Cobourg Rotarians got a lot more than they expected from Julia (15) and Emma Mogus (14) at last Friday's Rotary meeting - and it was totally unexpected. Rotary International had declared April as World Literacy month, urging Rotarians world-wide to re-think their attitudes and actions in an effort to improve world-wide literacy. "Not our problem" - most Canadians would think. "Wrong" said the sisters who proceeded to prove their point most convincingly.
15 year old Julia and 14 year old Emma Mogus Co-founders of Books With No Bounds delivered a power message on the need to promote literacy to Rotarians attend last Friday's meetingJulia Mogus told Rotarians, "We learned that most First Nations Children are 3 to 4 years behind in literacy skills and many have no access to books. Suicide rates are high and many young people have simply lost hope. We decided then and there that something must be done, and that we were going to do it."
In March last year, Emma Mogus had served a term as an Ontario Legislative Page, and it was there she learned that the Aboriginal Summer Reading book Drive, started by then Ontario Governor General James Bartelman, in 2004, had been cancelled with no plans to resume. Emma told Rotarians, "We learned that current Lieutenant Governor David Onley had once said, 'Without books, children cannot truly become literate. Without books, they cannot dream great dreams, learn about the world outside their own small community, or imagine their place in that world'. This convinced us that every child deserves access to books - and not just in their homes, It was then we decided to found "Book With No Bounds" - a non-profit service to send books into Northern Ontario First Nations communities, said Emma.
"Recently we met with Ontario Grand Chief Stan Beardy and learned 'these children don't need a few books … they need a lot of books.' Since then we have had tremendous support from friends, local political figures and the Hopedale Mall in Oakville who provided us with a storefront drop-off location for books, which we then transfer to the basement of our home", said Emma. "Our one on-going problem has been the high cost of shipping these books into northern communities, many of which are accessible only by air. Any cash donations we receive go directly to meeting these high shipping costs," she continued.
The girls have now collected over 17,000 books of all types. Many have been packed and already shipped to eager recipients. Each shipment includes letters of introduction and support from the Mogus sisters. "You would be amazed at the touching letters we receive in return," Julia said. "Through these letters we try to let the kids know that there is someone who cares about them and that we can give them hope for a better future."

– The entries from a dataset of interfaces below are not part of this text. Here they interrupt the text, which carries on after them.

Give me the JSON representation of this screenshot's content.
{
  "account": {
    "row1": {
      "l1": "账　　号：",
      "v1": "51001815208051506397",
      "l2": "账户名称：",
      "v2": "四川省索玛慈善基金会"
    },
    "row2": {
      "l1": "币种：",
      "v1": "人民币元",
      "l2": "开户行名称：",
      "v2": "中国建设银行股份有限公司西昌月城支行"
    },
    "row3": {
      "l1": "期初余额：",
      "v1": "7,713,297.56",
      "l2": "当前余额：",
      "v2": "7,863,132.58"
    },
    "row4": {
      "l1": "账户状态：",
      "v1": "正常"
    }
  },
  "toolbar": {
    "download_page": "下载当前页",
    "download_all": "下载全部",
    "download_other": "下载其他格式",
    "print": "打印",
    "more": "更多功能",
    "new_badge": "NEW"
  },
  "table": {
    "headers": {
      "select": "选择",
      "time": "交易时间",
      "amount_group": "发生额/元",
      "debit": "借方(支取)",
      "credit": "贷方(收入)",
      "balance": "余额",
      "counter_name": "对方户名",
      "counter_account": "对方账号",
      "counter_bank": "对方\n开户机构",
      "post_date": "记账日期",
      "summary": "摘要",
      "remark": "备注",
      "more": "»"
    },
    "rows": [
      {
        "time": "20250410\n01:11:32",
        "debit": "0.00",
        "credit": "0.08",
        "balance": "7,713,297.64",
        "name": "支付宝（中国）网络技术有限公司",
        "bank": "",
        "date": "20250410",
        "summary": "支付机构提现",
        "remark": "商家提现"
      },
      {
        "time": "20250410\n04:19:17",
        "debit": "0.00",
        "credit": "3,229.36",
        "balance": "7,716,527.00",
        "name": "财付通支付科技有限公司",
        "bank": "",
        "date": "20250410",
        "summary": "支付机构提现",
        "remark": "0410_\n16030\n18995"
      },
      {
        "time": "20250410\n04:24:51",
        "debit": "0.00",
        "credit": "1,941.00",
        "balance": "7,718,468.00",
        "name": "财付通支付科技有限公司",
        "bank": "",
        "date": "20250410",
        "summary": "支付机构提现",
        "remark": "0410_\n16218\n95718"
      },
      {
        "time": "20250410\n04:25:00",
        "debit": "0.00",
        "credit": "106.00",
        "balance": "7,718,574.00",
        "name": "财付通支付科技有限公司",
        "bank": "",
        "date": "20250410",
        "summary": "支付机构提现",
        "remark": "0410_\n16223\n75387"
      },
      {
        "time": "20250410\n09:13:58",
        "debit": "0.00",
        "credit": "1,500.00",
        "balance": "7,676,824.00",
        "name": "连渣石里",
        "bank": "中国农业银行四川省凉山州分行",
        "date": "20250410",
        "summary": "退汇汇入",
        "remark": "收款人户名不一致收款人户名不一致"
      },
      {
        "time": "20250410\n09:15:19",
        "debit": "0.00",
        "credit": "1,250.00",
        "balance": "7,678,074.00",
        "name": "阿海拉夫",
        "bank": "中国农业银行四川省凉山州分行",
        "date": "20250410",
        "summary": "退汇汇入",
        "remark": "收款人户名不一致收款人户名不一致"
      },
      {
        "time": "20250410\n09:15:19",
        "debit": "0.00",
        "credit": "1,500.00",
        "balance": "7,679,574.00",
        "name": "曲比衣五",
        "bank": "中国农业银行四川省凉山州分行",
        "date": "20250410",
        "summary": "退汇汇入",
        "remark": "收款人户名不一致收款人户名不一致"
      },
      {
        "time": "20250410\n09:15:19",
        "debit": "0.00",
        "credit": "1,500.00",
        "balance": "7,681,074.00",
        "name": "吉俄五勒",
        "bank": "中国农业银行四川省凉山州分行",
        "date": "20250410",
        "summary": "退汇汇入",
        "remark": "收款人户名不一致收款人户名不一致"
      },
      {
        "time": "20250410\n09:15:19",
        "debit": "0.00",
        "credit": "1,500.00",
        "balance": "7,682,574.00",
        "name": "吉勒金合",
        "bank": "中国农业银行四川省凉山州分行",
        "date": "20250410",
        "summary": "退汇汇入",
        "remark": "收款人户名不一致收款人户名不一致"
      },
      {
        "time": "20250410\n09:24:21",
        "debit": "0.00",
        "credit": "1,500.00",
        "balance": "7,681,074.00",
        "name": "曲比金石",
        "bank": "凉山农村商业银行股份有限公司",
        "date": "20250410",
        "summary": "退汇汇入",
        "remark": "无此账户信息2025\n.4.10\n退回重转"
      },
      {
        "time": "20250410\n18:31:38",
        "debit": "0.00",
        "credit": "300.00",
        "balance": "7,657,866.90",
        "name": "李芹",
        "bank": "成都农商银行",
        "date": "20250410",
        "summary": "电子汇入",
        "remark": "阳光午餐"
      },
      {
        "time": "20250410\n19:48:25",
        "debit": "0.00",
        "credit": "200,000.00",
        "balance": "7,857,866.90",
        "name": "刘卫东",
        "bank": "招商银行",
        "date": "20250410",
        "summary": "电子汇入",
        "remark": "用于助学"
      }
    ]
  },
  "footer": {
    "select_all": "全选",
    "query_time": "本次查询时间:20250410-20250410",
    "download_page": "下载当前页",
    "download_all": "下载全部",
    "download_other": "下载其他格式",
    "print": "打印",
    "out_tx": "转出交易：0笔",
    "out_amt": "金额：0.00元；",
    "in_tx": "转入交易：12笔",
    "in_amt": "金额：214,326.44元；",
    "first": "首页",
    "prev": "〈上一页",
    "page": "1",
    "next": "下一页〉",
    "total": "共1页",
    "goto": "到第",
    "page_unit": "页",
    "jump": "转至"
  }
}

Julia is a grade 10 student and Emma is in a grade 9 at Oakville's White Oak Secondary School. Julia hopes to attend university to study aboriginal issues while Emma leans towards a Political Science degree.
Cobourg Rotary President Lynda Kay said after the meeting "These youngsters have raised the bar for Rotarians to follow in addressing world-wide literacy issues. They have demonstrated just what can be done when there is dedication and commitment to a cause, and in doing so have challenged Rotarians everywhere to do more."
Following their presentation Cobourg Rotarians responded by presenting the Mogus sisters with $1,500 to help with future shipping costs. The Rotary Club of Cobourg has also been active in the promotion of literacy in the community through $10,000 in financial support offered to The Cobourg Library, The Cobourg Festival of Poetry, as wells as the purchase of computers for learning disabled students in a local school. Internationally the Club has also contributed funds to promote literacy in Bangladesh and Guatemala.